July 15, 2015 By Molly White in

A potentially big breakthrough for optical networking comes from the University of California at San Diego, where photonics researchers have raised the maximum power at which optical signals can be sent over fiber, thereby extending transmission range.

According to a report published by UCSD News, the UCSD research team set a new record by enabling digital data to travel 12,000 kilometers (~7456 miles) over fiber optic cables using off-the-shelf amplifiers and no repeaters.

In the UCSD News article, Qualcomm Institute research scientist and corresponding report author Nikola Alic likened today’s fiber optic systems to quicksand.

“With quicksand, the more you struggle, the faster you sink,” he was quoted as saying. “With fiber optics, after a certain point, the more power you add to the signal, the more distortion you get, in effect preventing a longer reach. Our approach removes this power limit, which in turn extends how far signals can travel in optical fiber without needing a repeater.”

Fiber Optic Transmission Range

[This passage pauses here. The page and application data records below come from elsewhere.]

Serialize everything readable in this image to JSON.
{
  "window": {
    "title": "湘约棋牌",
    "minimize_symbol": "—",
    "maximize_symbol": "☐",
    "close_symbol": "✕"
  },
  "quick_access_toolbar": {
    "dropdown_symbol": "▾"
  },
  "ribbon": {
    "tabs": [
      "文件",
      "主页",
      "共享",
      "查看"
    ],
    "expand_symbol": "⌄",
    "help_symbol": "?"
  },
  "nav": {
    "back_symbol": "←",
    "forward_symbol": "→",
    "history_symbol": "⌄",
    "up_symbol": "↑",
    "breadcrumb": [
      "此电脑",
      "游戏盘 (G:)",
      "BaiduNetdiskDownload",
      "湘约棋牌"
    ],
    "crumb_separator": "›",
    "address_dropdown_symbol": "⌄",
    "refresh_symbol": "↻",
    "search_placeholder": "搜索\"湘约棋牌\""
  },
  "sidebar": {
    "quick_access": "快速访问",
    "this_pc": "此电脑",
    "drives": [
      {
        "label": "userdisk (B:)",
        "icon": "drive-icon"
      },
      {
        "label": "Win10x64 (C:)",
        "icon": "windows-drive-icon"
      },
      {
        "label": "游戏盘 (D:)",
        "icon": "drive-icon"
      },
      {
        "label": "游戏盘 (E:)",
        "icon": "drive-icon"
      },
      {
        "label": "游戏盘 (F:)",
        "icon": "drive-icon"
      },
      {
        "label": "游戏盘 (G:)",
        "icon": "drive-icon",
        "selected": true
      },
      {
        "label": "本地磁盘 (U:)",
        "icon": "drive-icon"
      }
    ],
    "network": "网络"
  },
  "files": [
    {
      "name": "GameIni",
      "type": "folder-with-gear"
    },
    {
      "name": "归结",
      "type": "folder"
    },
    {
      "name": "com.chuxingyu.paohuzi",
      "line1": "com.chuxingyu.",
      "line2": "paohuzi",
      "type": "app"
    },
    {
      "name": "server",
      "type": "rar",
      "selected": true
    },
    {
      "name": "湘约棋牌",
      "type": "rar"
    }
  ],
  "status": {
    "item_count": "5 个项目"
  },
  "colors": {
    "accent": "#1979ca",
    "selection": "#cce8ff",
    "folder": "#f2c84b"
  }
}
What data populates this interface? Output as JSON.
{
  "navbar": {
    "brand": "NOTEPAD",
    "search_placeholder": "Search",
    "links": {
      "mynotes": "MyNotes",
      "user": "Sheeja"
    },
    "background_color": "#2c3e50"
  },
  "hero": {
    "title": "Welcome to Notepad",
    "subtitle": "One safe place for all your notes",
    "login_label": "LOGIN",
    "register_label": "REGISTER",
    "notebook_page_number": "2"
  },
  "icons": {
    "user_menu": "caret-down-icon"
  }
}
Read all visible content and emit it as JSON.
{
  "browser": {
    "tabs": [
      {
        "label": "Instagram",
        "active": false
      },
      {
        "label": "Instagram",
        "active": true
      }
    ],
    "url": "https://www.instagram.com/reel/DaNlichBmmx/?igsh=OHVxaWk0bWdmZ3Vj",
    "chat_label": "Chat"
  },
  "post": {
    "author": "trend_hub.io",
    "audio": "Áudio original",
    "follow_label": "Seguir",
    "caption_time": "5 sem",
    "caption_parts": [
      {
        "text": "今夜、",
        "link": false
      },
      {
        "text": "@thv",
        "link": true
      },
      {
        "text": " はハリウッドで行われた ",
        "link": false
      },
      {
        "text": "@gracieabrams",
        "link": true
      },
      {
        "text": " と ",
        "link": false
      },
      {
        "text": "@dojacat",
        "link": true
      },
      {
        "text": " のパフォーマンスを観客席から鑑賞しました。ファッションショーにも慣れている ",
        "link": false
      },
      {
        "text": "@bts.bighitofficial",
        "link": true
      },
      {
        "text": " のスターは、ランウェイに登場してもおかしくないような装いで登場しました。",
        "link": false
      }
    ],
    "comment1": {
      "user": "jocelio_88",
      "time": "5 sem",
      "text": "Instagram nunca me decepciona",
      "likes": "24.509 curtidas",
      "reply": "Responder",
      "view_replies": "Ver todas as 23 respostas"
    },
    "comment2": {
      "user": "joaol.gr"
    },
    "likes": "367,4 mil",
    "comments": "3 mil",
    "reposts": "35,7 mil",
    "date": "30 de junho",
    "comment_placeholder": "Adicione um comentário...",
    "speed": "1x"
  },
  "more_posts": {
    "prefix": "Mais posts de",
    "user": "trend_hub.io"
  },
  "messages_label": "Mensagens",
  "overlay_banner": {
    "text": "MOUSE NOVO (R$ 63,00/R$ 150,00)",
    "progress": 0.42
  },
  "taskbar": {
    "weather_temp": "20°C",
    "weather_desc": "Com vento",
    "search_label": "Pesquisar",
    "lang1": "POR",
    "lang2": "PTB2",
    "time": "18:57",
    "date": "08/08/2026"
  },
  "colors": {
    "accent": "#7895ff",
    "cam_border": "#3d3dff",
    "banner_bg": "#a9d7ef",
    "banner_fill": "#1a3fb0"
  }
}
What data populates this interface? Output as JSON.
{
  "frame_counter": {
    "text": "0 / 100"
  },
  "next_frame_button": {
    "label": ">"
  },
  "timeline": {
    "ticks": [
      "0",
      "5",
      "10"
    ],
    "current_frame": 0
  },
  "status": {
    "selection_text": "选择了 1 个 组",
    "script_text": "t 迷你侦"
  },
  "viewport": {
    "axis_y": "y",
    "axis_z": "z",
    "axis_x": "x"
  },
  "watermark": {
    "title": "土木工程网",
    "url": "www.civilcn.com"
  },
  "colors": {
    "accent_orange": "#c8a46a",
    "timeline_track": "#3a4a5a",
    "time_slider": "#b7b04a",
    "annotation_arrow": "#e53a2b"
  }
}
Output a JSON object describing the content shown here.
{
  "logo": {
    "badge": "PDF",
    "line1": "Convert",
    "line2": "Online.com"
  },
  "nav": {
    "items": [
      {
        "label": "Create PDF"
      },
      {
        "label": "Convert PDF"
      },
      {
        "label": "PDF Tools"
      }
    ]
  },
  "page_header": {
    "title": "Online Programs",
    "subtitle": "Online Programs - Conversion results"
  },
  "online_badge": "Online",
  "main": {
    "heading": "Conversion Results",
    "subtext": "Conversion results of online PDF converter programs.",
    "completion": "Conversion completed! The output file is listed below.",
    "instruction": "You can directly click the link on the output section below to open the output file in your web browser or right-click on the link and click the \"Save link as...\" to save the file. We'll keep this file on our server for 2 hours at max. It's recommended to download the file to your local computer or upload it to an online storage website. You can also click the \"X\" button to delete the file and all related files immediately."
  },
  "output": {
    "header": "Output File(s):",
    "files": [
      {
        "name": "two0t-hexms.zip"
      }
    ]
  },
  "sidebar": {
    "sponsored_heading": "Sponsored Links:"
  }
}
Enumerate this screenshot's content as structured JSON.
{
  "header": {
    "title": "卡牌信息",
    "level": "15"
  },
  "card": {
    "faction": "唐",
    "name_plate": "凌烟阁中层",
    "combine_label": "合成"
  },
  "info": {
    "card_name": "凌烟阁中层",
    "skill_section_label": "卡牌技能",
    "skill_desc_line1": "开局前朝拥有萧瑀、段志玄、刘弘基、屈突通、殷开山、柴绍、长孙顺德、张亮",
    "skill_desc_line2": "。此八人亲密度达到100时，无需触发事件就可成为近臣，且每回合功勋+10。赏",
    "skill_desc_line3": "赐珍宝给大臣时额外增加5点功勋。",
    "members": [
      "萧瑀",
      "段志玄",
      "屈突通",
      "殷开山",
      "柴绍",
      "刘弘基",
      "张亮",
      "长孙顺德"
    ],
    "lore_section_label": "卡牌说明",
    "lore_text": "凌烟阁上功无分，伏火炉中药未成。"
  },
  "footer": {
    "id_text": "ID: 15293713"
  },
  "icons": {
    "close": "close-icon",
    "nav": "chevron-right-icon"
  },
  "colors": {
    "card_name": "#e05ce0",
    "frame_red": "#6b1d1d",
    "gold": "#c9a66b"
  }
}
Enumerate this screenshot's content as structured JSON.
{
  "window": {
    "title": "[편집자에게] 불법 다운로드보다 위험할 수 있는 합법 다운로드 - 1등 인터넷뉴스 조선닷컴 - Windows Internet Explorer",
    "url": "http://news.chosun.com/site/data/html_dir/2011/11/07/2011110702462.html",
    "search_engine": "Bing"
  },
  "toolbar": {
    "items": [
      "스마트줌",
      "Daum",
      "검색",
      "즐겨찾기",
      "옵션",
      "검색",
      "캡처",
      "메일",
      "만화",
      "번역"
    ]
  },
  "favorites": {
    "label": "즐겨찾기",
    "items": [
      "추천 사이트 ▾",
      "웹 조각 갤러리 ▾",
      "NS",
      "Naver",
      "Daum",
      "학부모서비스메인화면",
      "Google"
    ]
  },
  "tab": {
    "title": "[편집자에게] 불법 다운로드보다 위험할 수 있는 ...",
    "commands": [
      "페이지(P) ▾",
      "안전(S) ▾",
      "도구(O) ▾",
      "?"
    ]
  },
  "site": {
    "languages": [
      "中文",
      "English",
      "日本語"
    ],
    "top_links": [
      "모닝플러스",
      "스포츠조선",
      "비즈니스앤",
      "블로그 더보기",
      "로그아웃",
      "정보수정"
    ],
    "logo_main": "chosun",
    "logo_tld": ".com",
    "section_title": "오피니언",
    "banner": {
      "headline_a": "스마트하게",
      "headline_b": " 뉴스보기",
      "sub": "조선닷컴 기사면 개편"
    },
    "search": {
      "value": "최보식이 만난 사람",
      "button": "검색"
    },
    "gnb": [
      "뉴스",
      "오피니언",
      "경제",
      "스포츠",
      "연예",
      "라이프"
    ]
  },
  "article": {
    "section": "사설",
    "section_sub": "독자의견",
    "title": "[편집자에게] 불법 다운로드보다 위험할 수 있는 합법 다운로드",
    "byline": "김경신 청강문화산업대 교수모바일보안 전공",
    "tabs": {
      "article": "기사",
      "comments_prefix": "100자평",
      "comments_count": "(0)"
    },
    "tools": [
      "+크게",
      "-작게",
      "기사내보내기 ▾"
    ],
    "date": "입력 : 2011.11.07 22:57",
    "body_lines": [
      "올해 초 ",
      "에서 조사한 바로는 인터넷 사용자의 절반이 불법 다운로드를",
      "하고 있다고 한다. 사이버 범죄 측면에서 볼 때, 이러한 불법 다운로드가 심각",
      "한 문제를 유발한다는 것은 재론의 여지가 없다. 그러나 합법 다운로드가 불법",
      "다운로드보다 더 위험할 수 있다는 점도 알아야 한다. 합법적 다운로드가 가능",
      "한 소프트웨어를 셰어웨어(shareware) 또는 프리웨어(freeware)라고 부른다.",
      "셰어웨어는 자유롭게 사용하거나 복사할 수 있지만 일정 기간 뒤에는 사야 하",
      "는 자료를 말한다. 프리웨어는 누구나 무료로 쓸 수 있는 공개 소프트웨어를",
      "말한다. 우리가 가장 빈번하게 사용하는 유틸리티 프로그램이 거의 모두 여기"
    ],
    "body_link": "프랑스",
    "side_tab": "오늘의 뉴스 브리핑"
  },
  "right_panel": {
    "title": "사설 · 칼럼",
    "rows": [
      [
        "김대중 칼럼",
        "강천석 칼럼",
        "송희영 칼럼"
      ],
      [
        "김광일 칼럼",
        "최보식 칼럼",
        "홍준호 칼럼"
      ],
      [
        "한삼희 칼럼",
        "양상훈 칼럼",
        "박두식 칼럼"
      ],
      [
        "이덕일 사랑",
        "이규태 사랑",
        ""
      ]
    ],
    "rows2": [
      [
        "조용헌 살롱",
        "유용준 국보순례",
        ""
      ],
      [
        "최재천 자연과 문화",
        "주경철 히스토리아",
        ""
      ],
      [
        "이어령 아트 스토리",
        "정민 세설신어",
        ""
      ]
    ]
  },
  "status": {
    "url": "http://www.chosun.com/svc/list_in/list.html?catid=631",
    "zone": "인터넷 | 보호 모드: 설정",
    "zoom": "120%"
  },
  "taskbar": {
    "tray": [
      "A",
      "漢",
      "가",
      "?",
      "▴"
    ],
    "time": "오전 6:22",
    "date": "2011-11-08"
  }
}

The breakthrough method eliminates the need for electronic regenerators that telecom, cable and Internet service providers need to install along network transmission lines. These devices are used to boost the power for each of the 80 to 200 channels used in the transmission of light waves, UCSD News’ Liezel Labios explains. Network operators could potentially reduce infrastructure costs by making use of the new method.

The research team developed and used a type of optical signal transmission device called wideband frequency combs to achieve their barrier-breaking results. These optical electronic structures are able to reverse the crosstalk that distorts light wave signals and thus limits the rates and distances that signals can travel.

“Crosstalk between communication channels within a fiber optic cable obeys fixed physical laws. It’s not random. We now have a better understanding of the physics of the crosstalk,” elaborated Stojan Radic, a professor in UCSD’s Department of Electrical and Computer Engineering and the senior author on the Science paper.

“In this study, we present a method for leveraging the crosstalk to remove the power barrier for optical fiber. Our approach conditions the information before it is even sent, so the receiver is free of crosstalk caused by the Kerr effect.”

The photonics researchers used the frequency combs they developed to synchronize the variations in various communications channels within a fiber optic strand. According to the researchers, this approach compensates in advance for the crosstalk that occurs between the multiple channels within the same fiber. It also ensures that the crosstalk between the communication channels can be reversed at the receiving end, the researchers said.